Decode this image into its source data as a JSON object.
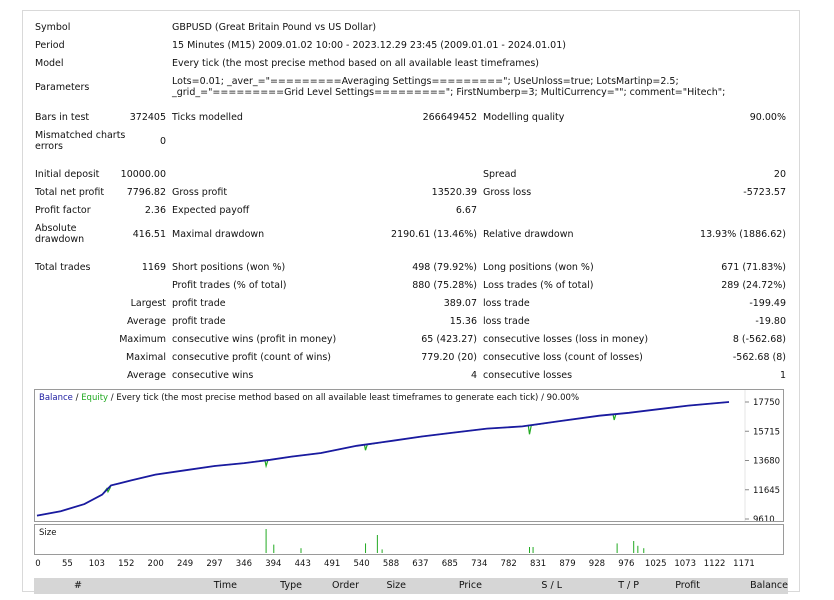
{
  "report": {
    "symbol": {
      "label": "Symbol",
      "value": "GBPUSD (Great Britain Pound vs US Dollar)"
    },
    "period": {
      "label": "Period",
      "value": "15 Minutes (M15) 2009.01.02 10:00 - 2023.12.29 23:45 (2009.01.01 - 2024.01.01)"
    },
    "model": {
      "label": "Model",
      "value": "Every tick (the most precise method based on all available least timeframes)"
    },
    "parameters": {
      "label": "Parameters",
      "value": "Lots=0.01; _aver_=\"=========Averaging Settings=========\"; UseUnloss=true; LotsMartinp=2.5; _grid_=\"=========Grid Level Settings=========\"; FirstNumberp=3; MultiCurrency=\"\"; comment=\"Hitech\";"
    },
    "bars_in_test": {
      "label": "Bars in test",
      "value": "372405"
    },
    "ticks_modelled": {
      "label": "Ticks modelled",
      "value": "266649452"
    },
    "modelling_quality": {
      "label": "Modelling quality",
      "value": "90.00%"
    },
    "mismatched": {
      "label": "Mismatched charts errors",
      "value": "0"
    },
    "initial_deposit": {
      "label": "Initial deposit",
      "value": "10000.00"
    },
    "spread": {
      "label": "Spread",
      "value": "20"
    },
    "total_net_profit": {
      "label": "Total net profit",
      "value": "7796.82"
    },
    "gross_profit": {
      "label": "Gross profit",
      "value": "13520.39"
    },
    "gross_loss": {
      "label": "Gross loss",
      "value": "-5723.57"
    },
    "profit_factor": {
      "label": "Profit factor",
      "value": "2.36"
    },
    "expected_payoff": {
      "label": "Expected payoff",
      "value": "6.67"
    },
    "absolute_drawdown": {
      "label": "Absolute drawdown",
      "value": "416.51"
    },
    "maximal_drawdown": {
      "label": "Maximal drawdown",
      "value": "2190.61 (13.46%)"
    },
    "relative_drawdown": {
      "label": "Relative drawdown",
      "value": "13.93% (1886.62)"
    },
    "total_trades": {
      "label": "Total trades",
      "value": "1169"
    },
    "short_positions": {
      "label": "Short positions (won %)",
      "value": "498 (79.92%)"
    },
    "long_positions": {
      "label": "Long positions (won %)",
      "value": "671 (71.83%)"
    },
    "profit_trades": {
      "label": "Profit trades (% of total)",
      "value": "880 (75.28%)"
    },
    "loss_trades": {
      "label": "Loss trades (% of total)",
      "value": "289 (24.72%)"
    },
    "largest": {
      "label": "Largest",
      "profit_label": "profit trade",
      "profit": "389.07",
      "loss_label": "loss trade",
      "loss": "-199.49"
    },
    "average": {
      "label": "Average",
      "profit_label": "profit trade",
      "profit": "15.36",
      "loss_label": "loss trade",
      "loss": "-19.80"
    },
    "maximum": {
      "label": "Maximum",
      "profit_label": "consecutive wins (profit in money)",
      "profit": "65 (423.27)",
      "loss_label": "consecutive losses (loss in money)",
      "loss": "8 (-562.68)"
    },
    "maximal": {
      "label": "Maximal",
      "profit_label": "consecutive profit (count of wins)",
      "profit": "779.20 (20)",
      "loss_label": "consecutive loss (count of losses)",
      "loss": "-562.68 (8)"
    },
    "average_consec": {
      "label": "Average",
      "profit_label": "consecutive wins",
      "profit": "4",
      "loss_label": "consecutive losses",
      "loss": "1"
    }
  },
  "chart": {
    "legend_balance": "Balance",
    "legend_sep": " / ",
    "legend_equity": "Equity",
    "legend_rest": " / Every tick (the most precise method based on all available least timeframes to generate each tick) / 90.00%",
    "size_label": "Size",
    "colors": {
      "balance": "#1a1aa0",
      "equity": "#22aa22",
      "size_bars": "#22aa22"
    }
  },
  "chart_data": {
    "type": "line",
    "ylim": [
      9610,
      17750
    ],
    "yticks": [
      "17750",
      "15715",
      "13680",
      "11645",
      "9610"
    ],
    "xticks": [
      "0",
      "55",
      "103",
      "152",
      "200",
      "249",
      "297",
      "346",
      "394",
      "443",
      "491",
      "540",
      "588",
      "637",
      "685",
      "734",
      "782",
      "831",
      "879",
      "928",
      "976",
      "1025",
      "1073",
      "1122",
      "1171"
    ],
    "xlim": [
      0,
      1169
    ],
    "series": [
      {
        "name": "Balance",
        "x": [
          0,
          40,
          80,
          110,
          125,
          140,
          160,
          200,
          250,
          300,
          350,
          394,
          430,
          480,
          540,
          600,
          650,
          700,
          760,
          820,
          880,
          950,
          1000,
          1050,
          1100,
          1169
        ],
        "values": [
          9850,
          10150,
          10650,
          11300,
          11950,
          12100,
          12300,
          12700,
          13000,
          13300,
          13500,
          13730,
          13950,
          14200,
          14700,
          15050,
          15350,
          15600,
          15900,
          16050,
          16400,
          16800,
          17000,
          17250,
          17500,
          17750
        ]
      }
    ],
    "equity_dips": [
      {
        "x": 120,
        "values": [
          11500
        ]
      },
      {
        "x": 387,
        "values": [
          13300
        ]
      },
      {
        "x": 555,
        "values": [
          14400
        ]
      },
      {
        "x": 832,
        "values": [
          15500
        ]
      },
      {
        "x": 975,
        "values": [
          16500
        ]
      }
    ],
    "size_bars": [
      {
        "x": 387,
        "value": 1.0
      },
      {
        "x": 400,
        "value": 0.35
      },
      {
        "x": 446,
        "value": 0.2
      },
      {
        "x": 555,
        "value": 0.4
      },
      {
        "x": 575,
        "value": 0.75
      },
      {
        "x": 583,
        "value": 0.15
      },
      {
        "x": 832,
        "value": 0.25
      },
      {
        "x": 838,
        "value": 0.25
      },
      {
        "x": 980,
        "value": 0.4
      },
      {
        "x": 1008,
        "value": 0.5
      },
      {
        "x": 1015,
        "value": 0.3
      },
      {
        "x": 1025,
        "value": 0.2
      }
    ]
  },
  "table_header": [
    "#",
    "Time",
    "Type",
    "Order",
    "Size",
    "Price",
    "S / L",
    "T / P",
    "Profit",
    "Balance"
  ]
}
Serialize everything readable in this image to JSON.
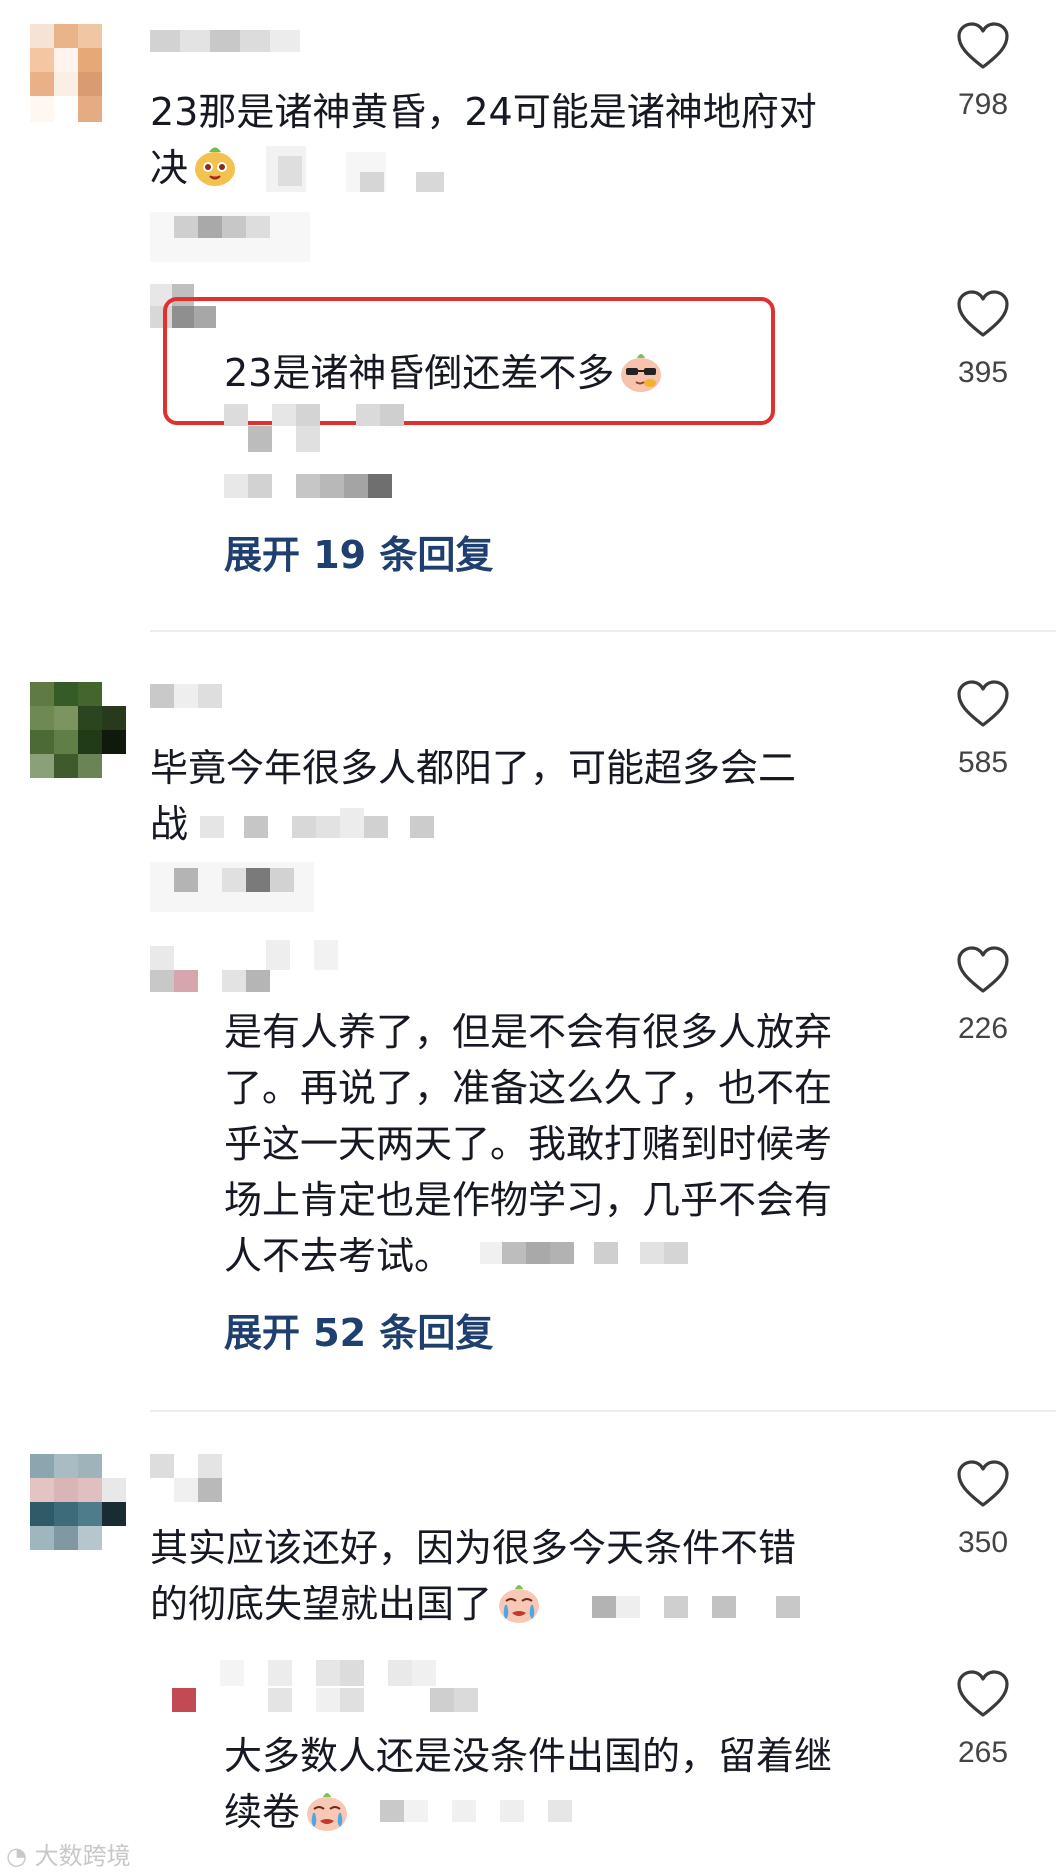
{
  "comments": [
    {
      "text_line1": "23那是诸神黄昏，24可能是诸神地府对",
      "text_line2": "决",
      "likes": "798",
      "reply": {
        "text_line1": "23是诸神昏倒还差不多",
        "likes": "395"
      },
      "expand_label": "展开 19 条回复"
    },
    {
      "text_line1": "毕竟今年很多人都阳了，可能超多会二",
      "text_line2": "战",
      "likes": "585",
      "reply": {
        "text_line1": "是有人养了，但是不会有很多人放弃",
        "text_line2": "了。再说了，准备这么久了，也不在",
        "text_line3": "乎这一天两天了。我敢打赌到时候考",
        "text_line4": "场上肯定也是作物学习，几乎不会有",
        "text_line5": "人不去考试。",
        "likes": "226"
      },
      "expand_label": "展开 52 条回复"
    },
    {
      "text_line1": "其实应该还好，因为很多今天条件不错",
      "text_line2": "的彻底失望就出国了",
      "likes": "350",
      "reply": {
        "text_line1": "大多数人还是没条件出国的，留着继",
        "text_line2": "续卷",
        "likes": "265"
      }
    }
  ],
  "watermark": "大数跨境",
  "icons": {
    "like": "heart-outline-icon"
  },
  "colors": {
    "text": "#161823",
    "link": "#1f3f6f",
    "highlight": "#e03030",
    "like_count": "#444444"
  }
}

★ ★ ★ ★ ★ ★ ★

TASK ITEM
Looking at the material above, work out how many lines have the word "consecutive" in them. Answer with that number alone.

EXERCISE OUTPUT
6